Standens then added the functionality to pass shop-floor data back to the MANMAN system. Because of the complexity of Standens’ manufacturing process, there is much more data existing in the Microsoft SQL Server shop-floor database than in MANMAN. Various data is extracted from the shop-floor system and loaded into MANMAN. The cycle is complete when the eNVy replication tool synchronizes MANMAN and the SQL data warehouse. Shop-floor data is also passed to an off-line application that calculates the pay for shop-floor employees. Efficiency and productivity information is stored in the shop-floor system and referenced by the payroll application.

Using eNVy tools, Standens was able to complete their custom shop-floor control system at a fraction of the cost of the purchase, customization, and implementation of a shrink-wrap application. The unique tools provided by eNVy Systems gave Standens what they needed to quickly develop and deploy mission-critical functionality for the shop floor, user/analysts, and management.
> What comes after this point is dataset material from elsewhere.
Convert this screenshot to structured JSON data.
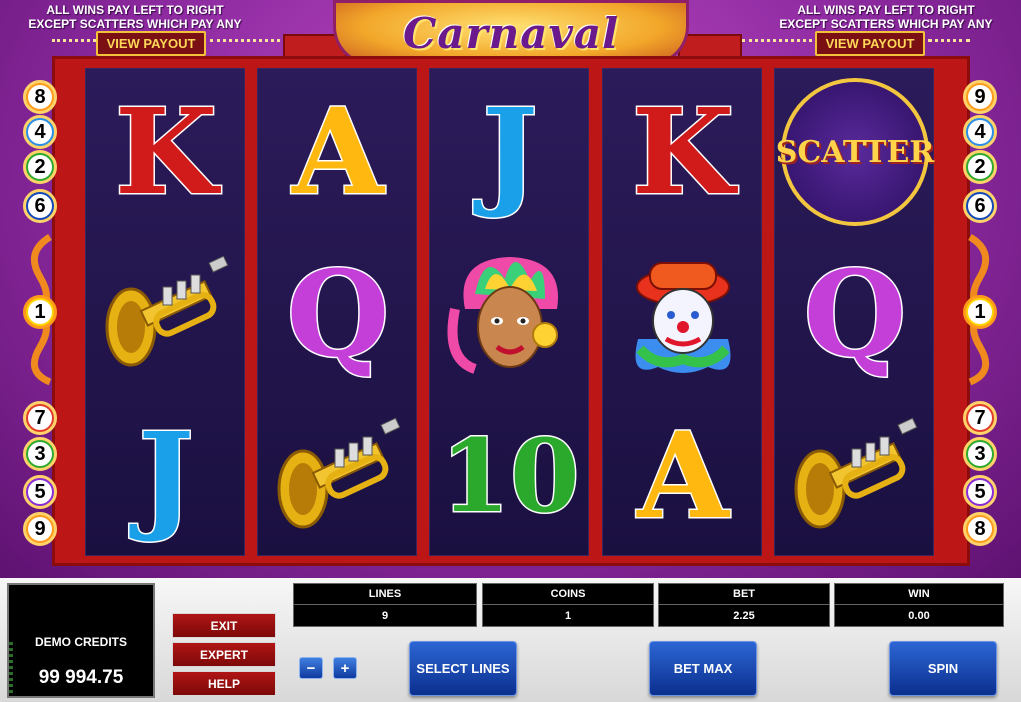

Perhaps best stated by Bergsma, “The concept of being able to throw together a site essentially by supplying SQL statements that are all hyperlinked together gives you a method of navigating and drill down that really isn’t, as far as I know, in existence using any other system.”